Profits and returns are the measurement of any successful entrepreneur. But in the growing field of social entrepreneurship, furthering society and creating social capital takes priority over any financial considerations.
Social entrepreneurship means solving problems through systemic change and a solid business model, said Jeff Snell, special adviser to the president at Marquette. Akin to business entrepreneurship, social entrepreneurs recognize a social problem and try to solve it by creating a new venture and model that addresses the issue, he said.
Marquette was recently ranked as the 10th best “Changemaker Campus” by Ashoka: Innovators for the Public, an international association of social entrepreneurs.
Launched in 2008, the “Changemaker Campus” title is given to schools that exhibit leadership and innovation in social entrepreneurship, said Beeta Ansari, a program associate at Ashoka.
Each school is selected through a competitive application process. Ashoka provides each campus with support, such as access to the group’s network of social entrepreneurs, according to its website.
The other nine universities are: Arizona State University, Babson College, College of the Atlantic, Duke University, George Mason University, The New School, Tulane University, the University of Colorado at Boulder and the University of Maryland.
Ansari said Marquette’s continued excellence in social entrepreneurship grabbed Ashoka’s attention.
“Marquette University was selected based on its vision for a future in which the values of excellence, faith, leadership and service produce leading social entrepreneurs and innovators for the public,” Ansari said.
Snell said Marquette is naturally invested in social entrepreneurship.
“It’s our mission and identity to help others,” Snell said. “In many ways, it’s putting new nomenclature to a growing field in which Marquette is already making strides in.”
Marquette is the only Jesuit university to be named a “Changemaker Campus,” as well as the only Midwest-based school.

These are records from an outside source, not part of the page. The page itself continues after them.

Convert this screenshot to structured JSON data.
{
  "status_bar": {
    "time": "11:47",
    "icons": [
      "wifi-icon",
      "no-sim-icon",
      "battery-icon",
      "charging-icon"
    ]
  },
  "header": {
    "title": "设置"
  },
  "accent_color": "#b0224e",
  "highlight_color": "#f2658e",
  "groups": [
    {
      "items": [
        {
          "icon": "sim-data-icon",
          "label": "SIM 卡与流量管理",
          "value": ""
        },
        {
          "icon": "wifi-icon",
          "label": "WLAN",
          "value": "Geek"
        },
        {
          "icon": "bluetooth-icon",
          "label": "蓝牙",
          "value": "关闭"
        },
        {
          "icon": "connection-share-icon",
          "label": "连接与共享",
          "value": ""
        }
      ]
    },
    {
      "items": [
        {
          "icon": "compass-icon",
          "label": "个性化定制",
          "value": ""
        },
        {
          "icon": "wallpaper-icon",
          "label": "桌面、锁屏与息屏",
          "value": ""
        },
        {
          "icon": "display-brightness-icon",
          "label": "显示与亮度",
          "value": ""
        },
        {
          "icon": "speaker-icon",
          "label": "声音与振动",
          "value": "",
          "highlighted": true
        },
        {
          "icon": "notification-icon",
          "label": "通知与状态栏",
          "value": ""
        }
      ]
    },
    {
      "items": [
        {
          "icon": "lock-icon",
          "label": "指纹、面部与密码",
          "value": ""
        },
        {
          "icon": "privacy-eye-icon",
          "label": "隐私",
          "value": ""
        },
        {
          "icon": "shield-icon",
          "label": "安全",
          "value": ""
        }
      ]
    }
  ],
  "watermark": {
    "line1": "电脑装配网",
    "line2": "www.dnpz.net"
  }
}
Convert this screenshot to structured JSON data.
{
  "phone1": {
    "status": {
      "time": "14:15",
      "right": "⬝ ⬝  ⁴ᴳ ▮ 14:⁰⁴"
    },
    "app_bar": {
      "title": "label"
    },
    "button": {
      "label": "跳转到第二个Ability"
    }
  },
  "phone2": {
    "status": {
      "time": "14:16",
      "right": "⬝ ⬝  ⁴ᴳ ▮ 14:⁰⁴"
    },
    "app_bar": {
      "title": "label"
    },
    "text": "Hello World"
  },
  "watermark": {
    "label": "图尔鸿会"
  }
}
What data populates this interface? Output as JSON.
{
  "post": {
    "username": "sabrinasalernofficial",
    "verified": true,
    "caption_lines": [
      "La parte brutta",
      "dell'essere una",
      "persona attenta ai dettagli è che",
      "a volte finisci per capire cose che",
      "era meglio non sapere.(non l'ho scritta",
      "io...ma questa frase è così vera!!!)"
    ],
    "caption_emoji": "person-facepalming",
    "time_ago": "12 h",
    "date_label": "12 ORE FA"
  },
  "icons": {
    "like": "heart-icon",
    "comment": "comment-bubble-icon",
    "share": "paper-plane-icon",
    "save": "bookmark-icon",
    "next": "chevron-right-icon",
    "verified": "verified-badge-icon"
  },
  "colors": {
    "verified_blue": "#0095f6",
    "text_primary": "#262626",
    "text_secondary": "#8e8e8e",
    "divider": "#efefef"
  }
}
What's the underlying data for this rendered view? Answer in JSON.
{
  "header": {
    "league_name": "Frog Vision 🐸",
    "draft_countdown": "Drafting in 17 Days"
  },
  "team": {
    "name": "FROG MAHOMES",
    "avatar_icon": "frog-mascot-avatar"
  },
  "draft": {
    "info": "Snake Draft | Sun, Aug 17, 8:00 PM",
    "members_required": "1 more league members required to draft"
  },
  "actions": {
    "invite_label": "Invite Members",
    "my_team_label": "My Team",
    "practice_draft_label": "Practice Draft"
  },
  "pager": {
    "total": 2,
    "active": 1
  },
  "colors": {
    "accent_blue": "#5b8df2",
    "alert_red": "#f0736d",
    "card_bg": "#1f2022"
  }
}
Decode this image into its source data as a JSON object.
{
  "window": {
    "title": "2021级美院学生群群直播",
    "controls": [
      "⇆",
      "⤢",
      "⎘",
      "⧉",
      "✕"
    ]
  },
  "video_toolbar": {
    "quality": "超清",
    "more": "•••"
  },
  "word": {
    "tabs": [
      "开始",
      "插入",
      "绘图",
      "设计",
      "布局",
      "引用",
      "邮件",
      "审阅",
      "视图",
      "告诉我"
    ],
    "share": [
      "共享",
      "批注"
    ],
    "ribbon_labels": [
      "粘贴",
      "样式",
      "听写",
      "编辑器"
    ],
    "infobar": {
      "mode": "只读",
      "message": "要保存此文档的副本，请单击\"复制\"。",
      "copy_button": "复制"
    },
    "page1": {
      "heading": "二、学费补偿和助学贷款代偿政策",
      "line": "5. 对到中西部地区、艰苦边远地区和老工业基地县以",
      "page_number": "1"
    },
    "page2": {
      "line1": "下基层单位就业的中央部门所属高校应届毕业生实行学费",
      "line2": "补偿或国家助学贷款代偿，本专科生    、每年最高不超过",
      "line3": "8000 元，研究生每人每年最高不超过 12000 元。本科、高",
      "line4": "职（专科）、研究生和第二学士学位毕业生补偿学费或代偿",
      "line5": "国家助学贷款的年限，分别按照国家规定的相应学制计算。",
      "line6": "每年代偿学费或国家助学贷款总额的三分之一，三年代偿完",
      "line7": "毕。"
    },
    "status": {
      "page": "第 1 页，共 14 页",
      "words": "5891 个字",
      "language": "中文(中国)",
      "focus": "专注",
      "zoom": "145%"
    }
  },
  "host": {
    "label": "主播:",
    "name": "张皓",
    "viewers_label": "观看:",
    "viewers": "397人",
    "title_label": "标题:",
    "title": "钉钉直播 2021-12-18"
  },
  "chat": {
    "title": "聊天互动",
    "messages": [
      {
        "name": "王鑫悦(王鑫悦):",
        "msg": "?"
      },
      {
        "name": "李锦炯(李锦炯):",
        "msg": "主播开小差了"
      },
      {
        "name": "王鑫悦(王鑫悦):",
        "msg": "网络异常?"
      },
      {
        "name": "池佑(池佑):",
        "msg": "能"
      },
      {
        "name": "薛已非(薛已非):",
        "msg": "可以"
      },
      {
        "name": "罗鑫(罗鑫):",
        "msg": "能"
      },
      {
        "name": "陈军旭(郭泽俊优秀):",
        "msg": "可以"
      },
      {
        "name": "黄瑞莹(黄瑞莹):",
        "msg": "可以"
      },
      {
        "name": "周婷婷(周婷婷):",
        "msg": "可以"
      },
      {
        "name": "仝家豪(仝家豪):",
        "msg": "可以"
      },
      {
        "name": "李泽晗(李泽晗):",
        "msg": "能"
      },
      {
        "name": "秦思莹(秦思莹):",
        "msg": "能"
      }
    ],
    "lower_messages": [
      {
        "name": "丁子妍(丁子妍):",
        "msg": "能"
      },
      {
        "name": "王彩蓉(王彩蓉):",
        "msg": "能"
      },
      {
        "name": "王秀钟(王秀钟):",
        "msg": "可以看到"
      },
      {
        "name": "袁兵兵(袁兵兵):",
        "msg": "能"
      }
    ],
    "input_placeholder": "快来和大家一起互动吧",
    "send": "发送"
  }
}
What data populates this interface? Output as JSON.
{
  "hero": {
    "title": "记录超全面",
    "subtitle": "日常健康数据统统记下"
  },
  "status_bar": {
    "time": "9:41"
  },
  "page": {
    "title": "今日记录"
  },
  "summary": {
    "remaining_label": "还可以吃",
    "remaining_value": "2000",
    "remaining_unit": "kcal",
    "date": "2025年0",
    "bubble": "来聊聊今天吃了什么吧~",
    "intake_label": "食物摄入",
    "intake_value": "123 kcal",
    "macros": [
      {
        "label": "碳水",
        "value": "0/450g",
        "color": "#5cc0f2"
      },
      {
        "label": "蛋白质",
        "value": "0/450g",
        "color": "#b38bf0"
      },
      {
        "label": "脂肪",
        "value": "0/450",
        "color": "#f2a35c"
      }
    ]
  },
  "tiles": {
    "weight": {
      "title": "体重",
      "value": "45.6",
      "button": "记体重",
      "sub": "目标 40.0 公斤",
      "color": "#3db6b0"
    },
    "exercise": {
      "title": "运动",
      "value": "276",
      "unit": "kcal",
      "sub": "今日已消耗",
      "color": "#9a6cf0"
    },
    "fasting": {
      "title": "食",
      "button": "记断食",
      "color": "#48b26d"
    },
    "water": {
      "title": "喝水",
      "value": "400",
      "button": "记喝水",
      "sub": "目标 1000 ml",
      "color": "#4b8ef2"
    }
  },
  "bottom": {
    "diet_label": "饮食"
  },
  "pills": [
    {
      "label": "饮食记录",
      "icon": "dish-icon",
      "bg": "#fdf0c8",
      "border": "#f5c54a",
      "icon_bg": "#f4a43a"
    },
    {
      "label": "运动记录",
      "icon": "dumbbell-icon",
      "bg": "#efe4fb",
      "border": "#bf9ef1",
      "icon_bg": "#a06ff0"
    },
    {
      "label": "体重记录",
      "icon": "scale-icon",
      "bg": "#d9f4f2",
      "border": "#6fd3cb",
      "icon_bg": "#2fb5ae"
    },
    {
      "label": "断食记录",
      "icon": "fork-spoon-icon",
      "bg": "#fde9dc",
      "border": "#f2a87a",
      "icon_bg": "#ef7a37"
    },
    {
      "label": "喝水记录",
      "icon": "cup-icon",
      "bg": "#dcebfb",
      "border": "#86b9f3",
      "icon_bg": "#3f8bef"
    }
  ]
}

“Marquette’s Jesuit, Catholic identity and mission are huge strengths in social entrepreneurship,” Ansari said. “Marquette is uniquely positioned to catalyze and connect the Midwestern ethos of tackling tough problems through hard work to the principles of good social entrepreneurship.”
Snell said the title only strengthens Marquette’s interest in social entrepreneurship.
“We’ve got added responsibility,” Snell said. “We need to be wise and strategic in how we explore a fit for social entrepreneurship at Marquette. Other institutions are watching and learning from us, and we couldn’t be more excited.”
To further strengthen ties with the social entrepreneurship world, Marquette will host social entrepreneur Rajiv Vinnakota for five days in November. He will give a presentation and take part in dialogues aimed at strengthening Marquette’s commitment to social entrepreneurship.
Vinnakota got his start in the field when he started the SEED Foundation in 1998. The SEED Foundation is focused on bringing educational resources to underprivileged children.
The foundation has built two boarding schools, in Washington, D.C. and Maryland for children who come from difficult circumstances, Vinnakota said.
Vinnakota has strong ties with the Marquette community — his father, Sriramulu, has taught engineering courses here for more than 20 years. When presented with the opportunity to come to Marquette as a social entrepreneurship advocate, he said he couldn’t wait.
“Marquette does wonderful things, and I love the school,” Vinnakota said. “My being here as an advocate, and the planned discussions, will be a great way to use resources to further entrench Marquette as a leader in social entrepreneurship.”